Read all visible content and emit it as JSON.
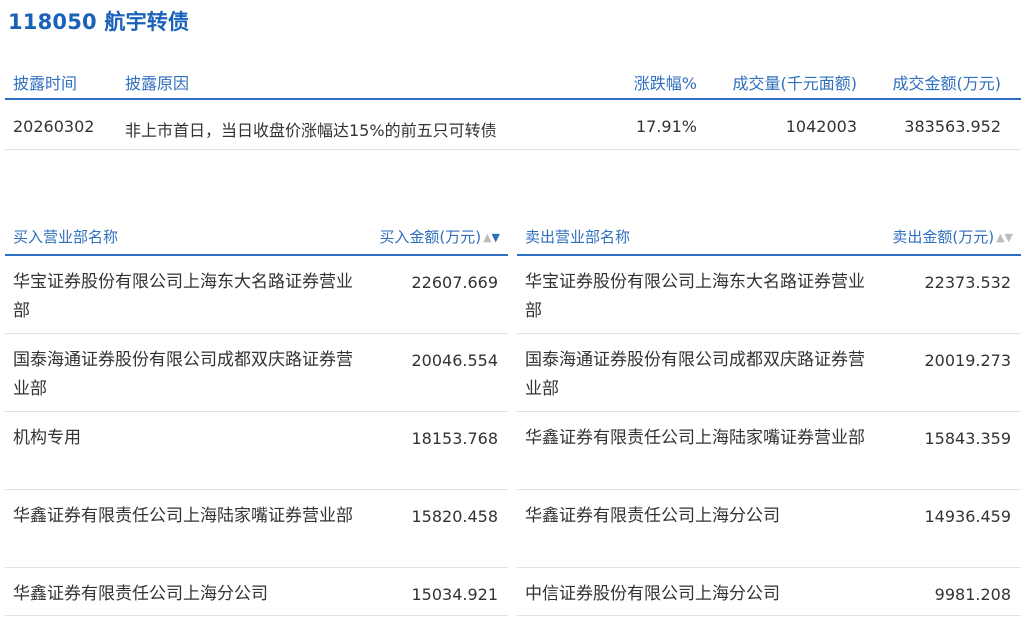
{
  "title": "118050 航宇转债",
  "summary": {
    "headers": {
      "date": "披露时间",
      "reason": "披露原因",
      "pct": "涨跌幅%",
      "vol": "成交量(千元面额)",
      "amt": "成交金额(万元)"
    },
    "row": {
      "date": "20260302",
      "reason": "非上市首日，当日收盘价涨幅达15%的前五只可转债",
      "pct": "17.91%",
      "vol": "1042003",
      "amt": "383563.952"
    }
  },
  "buy": {
    "header_name": "买入营业部名称",
    "header_amt": "买入金额(万元)",
    "rows": [
      {
        "name": "华宝证券股份有限公司上海东大名路证券营业部",
        "amt": "22607.669"
      },
      {
        "name": "国泰海通证券股份有限公司成都双庆路证券营业部",
        "amt": "20046.554"
      },
      {
        "name": "机构专用",
        "amt": "18153.768"
      },
      {
        "name": "华鑫证券有限责任公司上海陆家嘴证券营业部",
        "amt": "15820.458"
      },
      {
        "name": "华鑫证券有限责任公司上海分公司",
        "amt": "15034.921"
      }
    ]
  },
  "sell": {
    "header_name": "卖出营业部名称",
    "header_amt": "卖出金额(万元)",
    "rows": [
      {
        "name": "华宝证券股份有限公司上海东大名路证券营业部",
        "amt": "22373.532"
      },
      {
        "name": "国泰海通证券股份有限公司成都双庆路证券营业部",
        "amt": "20019.273"
      },
      {
        "name": "华鑫证券有限责任公司上海陆家嘴证券营业部",
        "amt": "15843.359"
      },
      {
        "name": "华鑫证券有限责任公司上海分公司",
        "amt": "14936.459"
      },
      {
        "name": "中信证券股份有限公司上海分公司",
        "amt": "9981.208"
      }
    ]
  },
  "icons": {
    "sort_up": "▲",
    "sort_down": "▼"
  },
  "colors": {
    "accent": "#2f6fbf",
    "title": "#1a62b8",
    "text": "#333333",
    "divider": "#e2e2e2"
  }
}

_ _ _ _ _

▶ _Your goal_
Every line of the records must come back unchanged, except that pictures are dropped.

▶ _Written answer_
Read all visible content and emit it as JSON.
{
  "title": "118050 航宇转债",
  "summary": {
    "headers": {
      "date": "披露时间",
      "reason": "披露原因",
      "pct": "涨跌幅%",
      "vol": "成交量(千元面额)",
      "amt": "成交金额(万元)"
    },
    "row": {
      "date": "20260302",
      "reason": "非上市首日，当日收盘价涨幅达15%的前五只可转债",
      "pct": "17.91%",
      "vol": "1042003",
      "amt": "383563.952"
    }
  },
  "buy": {
    "header_name": "买入营业部名称",
    "header_amt": "买入金额(万元)",
    "rows": [
      {
        "name": "华宝证券股份有限公司上海东大名路证券营业部",
        "amt": "22607.669"
      },
      {
        "name": "国泰海通证券股份有限公司成都双庆路证券营业部",
        "amt": "20046.554"
      },
      {
        "name": "机构专用",
        "amt": "18153.768"
      },
      {
        "name": "华鑫证券有限责任公司上海陆家嘴证券营业部",
        "amt": "15820.458"
      },
      {
        "name": "华鑫证券有限责任公司上海分公司",
        "amt": "15034.921"
      }
    ]
  },
  "sell": {
    "header_name": "卖出营业部名称",
    "header_amt": "卖出金额(万元)",
    "rows": [
      {
        "name": "华宝证券股份有限公司上海东大名路证券营业部",
        "amt": "22373.532"
      },
      {
        "name": "国泰海通证券股份有限公司成都双庆路证券营业部",
        "amt": "20019.273"
      },
      {
        "name": "华鑫证券有限责任公司上海陆家嘴证券营业部",
        "amt": "15843.359"
      },
      {
        "name": "华鑫证券有限责任公司上海分公司",
        "amt": "14936.459"
      },
      {
        "name": "中信证券股份有限公司上海分公司",
        "amt": "9981.208"
      }
    ]
  },
  "icons": {
    "sort_up": "▲",
    "sort_down": "▼"
  },
  "colors": {
    "accent": "#2f6fbf",
    "title": "#1a62b8",
    "text": "#333333",
    "divider": "#e2e2e2"
  }
}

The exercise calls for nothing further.